Mary Ann K. Johnson is a lifelong subsistence user in Bristol Bay, and a board member for the United Tribes of Bristol Bay. Brian Kraft is a pilot and owner of two Bristol Bay sport-fishing lodges. Norm Van Vactor is a Dillingham resident and the CEO of Bristol Bay Economic Development Corporation.
Alaskans have much in common with our neighbors in British Columbia. Our histories are tied closely to the use and development of renewable natural resources, which form the backbone of our economies, cultures and lifestyles.
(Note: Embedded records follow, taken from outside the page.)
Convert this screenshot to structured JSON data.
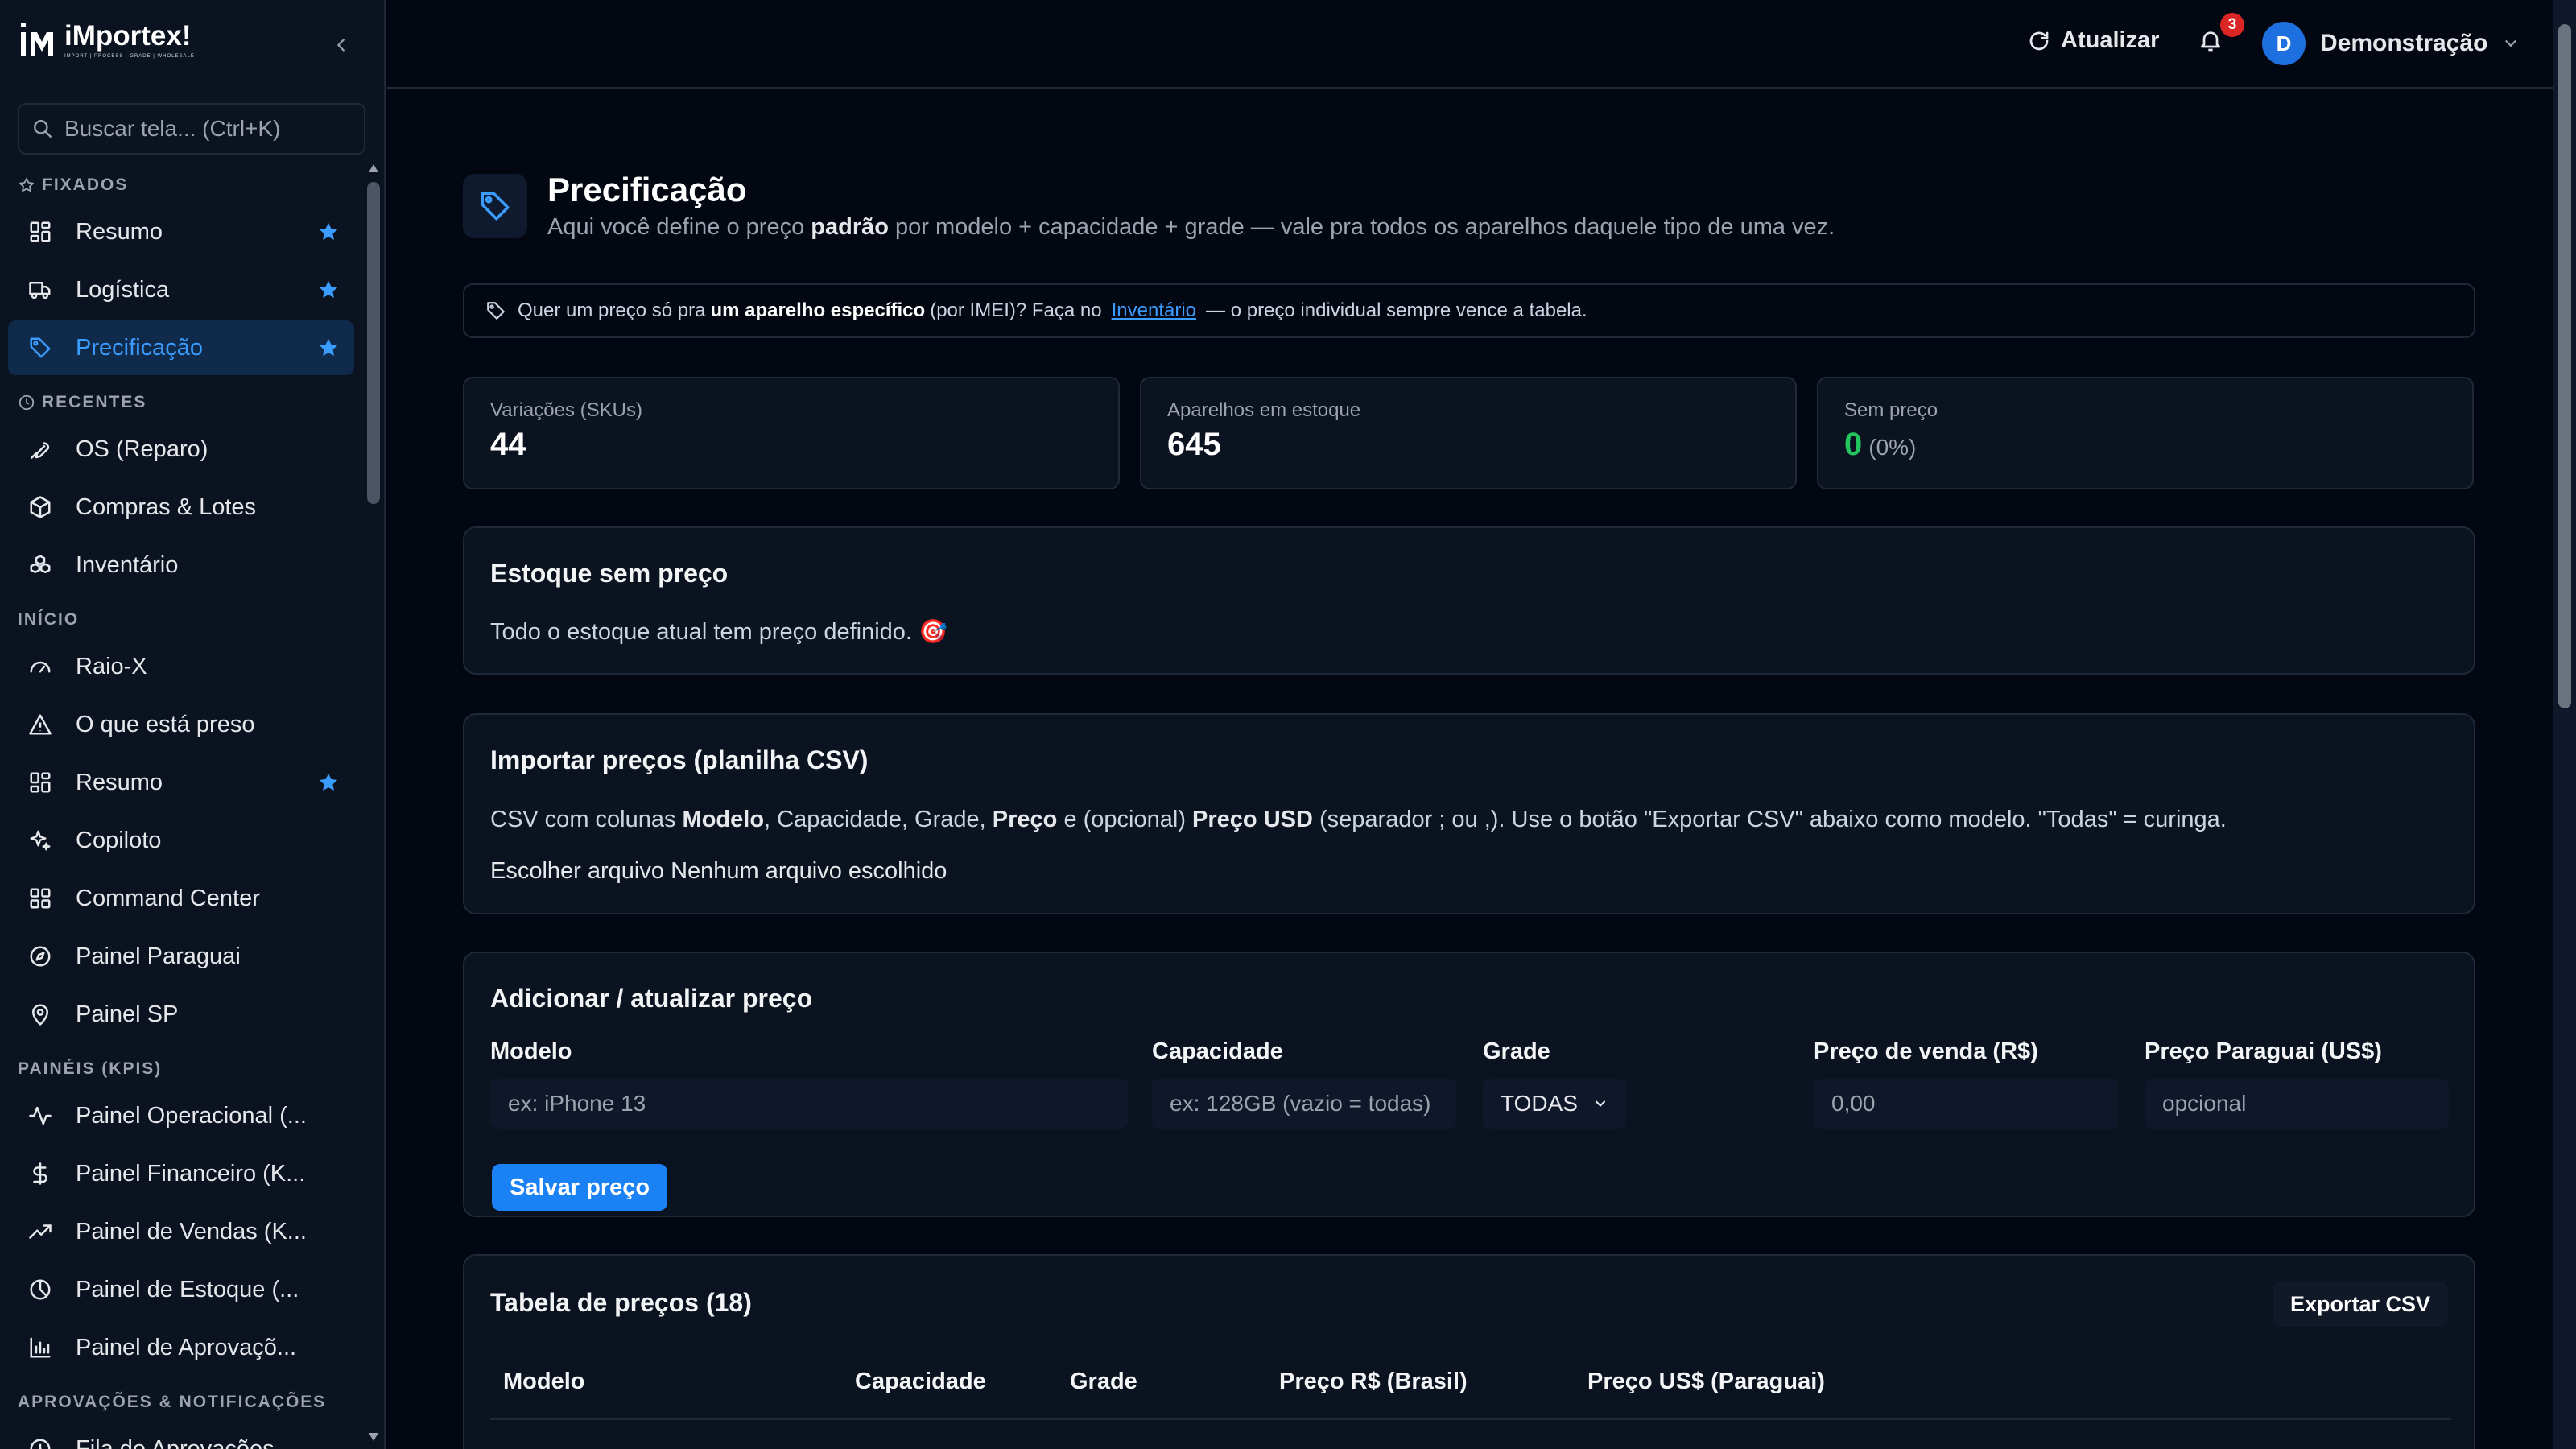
{
  "app": {
    "name": "iMportex!",
    "tagline": "IMPORT | PROCESS | GRADE | WHOLESALE"
  },
  "search": {
    "placeholder": "Buscar tela... (Ctrl+K)"
  },
  "sidebar": {
    "sections": {
      "pinned": "FIXADOS",
      "recent": "RECENTES",
      "start": "INÍCIO",
      "kpis": "PAINÉIS (KPIS)",
      "approvals": "APROVAÇÕES & NOTIFICAÇÕES"
    },
    "pinned": [
      {
        "label": "Resumo",
        "icon": "grid-icon",
        "starred": true
      },
      {
        "label": "Logística",
        "icon": "truck-icon",
        "starred": true
      },
      {
        "label": "Precificação",
        "icon": "tag-icon",
        "starred": true,
        "active": true
      }
    ],
    "recent": [
      {
        "label": "OS (Reparo)",
        "icon": "wrench-icon"
      },
      {
        "label": "Compras & Lotes",
        "icon": "package-icon"
      },
      {
        "label": "Inventário",
        "icon": "boxes-icon"
      }
    ],
    "start": [
      {
        "label": "Raio-X",
        "icon": "gauge-icon"
      },
      {
        "label": "O que está preso",
        "icon": "warning-icon"
      },
      {
        "label": "Resumo",
        "icon": "grid-icon",
        "starred": true
      },
      {
        "label": "Copiloto",
        "icon": "sparkles-icon"
      },
      {
        "label": "Command Center",
        "icon": "grid-icon"
      },
      {
        "label": "Painel Paraguai",
        "icon": "compass-icon"
      },
      {
        "label": "Painel SP",
        "icon": "map-pin-icon"
      }
    ],
    "kpis": [
      {
        "label": "Painel Operacional (...",
        "icon": "activity-icon"
      },
      {
        "label": "Painel Financeiro (K...",
        "icon": "dollar-icon"
      },
      {
        "label": "Painel de Vendas (K...",
        "icon": "trending-up-icon"
      },
      {
        "label": "Painel de Estoque (...",
        "icon": "pie-icon"
      },
      {
        "label": "Painel de Aprovaçõ...",
        "icon": "bar-chart-icon"
      }
    ],
    "approvals": [
      {
        "label": "Fila de Aprovações",
        "icon": "clock-icon"
      }
    ]
  },
  "topbar": {
    "refresh_label": "Atualizar",
    "notifications_count": "3",
    "user_initial": "D",
    "user_name": "Demonstração"
  },
  "page": {
    "title": "Precificação",
    "subtitle_pre": "Aqui você define o preço ",
    "subtitle_bold": "padrão",
    "subtitle_post": " por modelo + capacidade + grade — vale pra todos os aparelhos daquele tipo de uma vez.",
    "tip_pre": "Quer um preço só pra",
    "tip_bold": "um aparelho específico",
    "tip_mid": "(por IMEI)? Faça no",
    "tip_link": "Inventário",
    "tip_post": "— o preço individual sempre vence a tabela."
  },
  "stats": [
    {
      "label": "Variações (SKUs)",
      "value": "44"
    },
    {
      "label": "Aparelhos em estoque",
      "value": "645"
    },
    {
      "label": "Sem preço",
      "value": "0",
      "pct": "(0%)"
    }
  ],
  "no_price": {
    "title": "Estoque sem preço",
    "text": "Todo o estoque atual tem preço definido. 🎯"
  },
  "import": {
    "title": "Importar preços (planilha CSV)",
    "d1": "CSV com colunas ",
    "d2": "Modelo",
    "d3": ", Capacidade, Grade, ",
    "d4": "Preço",
    "d5": " e (opcional) ",
    "d6": "Preço USD",
    "d7": " (separador ; ou ,). Use o botão \"Exportar CSV\" abaixo como modelo. \"Todas\" = curinga.",
    "file_button": "Escolher arquivo",
    "file_status": "Nenhum arquivo escolhido"
  },
  "form": {
    "title": "Adicionar / atualizar preço",
    "model_label": "Modelo",
    "model_placeholder": "ex: iPhone 13",
    "capacity_label": "Capacidade",
    "capacity_placeholder": "ex: 128GB (vazio = todas)",
    "grade_label": "Grade",
    "grade_value": "TODAS",
    "price_label": "Preço de venda (R$)",
    "price_placeholder": "0,00",
    "py_label": "Preço Paraguai (US$)",
    "py_placeholder": "opcional",
    "save_label": "Salvar preço"
  },
  "table": {
    "title": "Tabela de preços (18)",
    "export_label": "Exportar CSV",
    "columns": [
      "Modelo",
      "Capacidade",
      "Grade",
      "Preço R$ (Brasil)",
      "Preço US$ (Paraguai)"
    ]
  },
  "colors": {
    "accent": "#1a82f5",
    "active_bg": "#0f2a4a",
    "star": "#3b9cff",
    "success": "#22c55e",
    "badge": "#dc2626"
  }
}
We understand the importance of wise stewardship of this natural wealth.
Our home in Bristol Bay is the source of nearly half the world’s wild sockeye salmon: a wild, sustainable food supply for families all over the world. It is the economic driver of our region, and a cultural linchpin. Our lives and businesses center around the monumental pulse of the 30 million-60 million wild salmon that return here, year after year. It’s like no place else on earth.
Northern Dynasty Minerals, a Vancouver-based mining company, is hosting its annual shareholder meeting this week to discuss the Pebble mine: a massive open-pit copper and gold mine the company wants to develop at the headwaters of Bristol Bay. The plan calls for digging up and dewatering many miles of streams where our salmon spawn.
Those same streams are responsible for the chinook and coho salmon that indigenous people throughout the watershed rely on for their subsistence harvests.
Those same streams provide the wilderness fishing experience that many visitors come from around the world to experience. These streams are the basis of our livelihoods, communities and culture. And they are no place for a mine.
For the rest of this column: https://www.adn.com/opinions/2018/06/27/the-pebble-mine-is-going-nowhere-time-for-northern-dynasty-to-admit-it/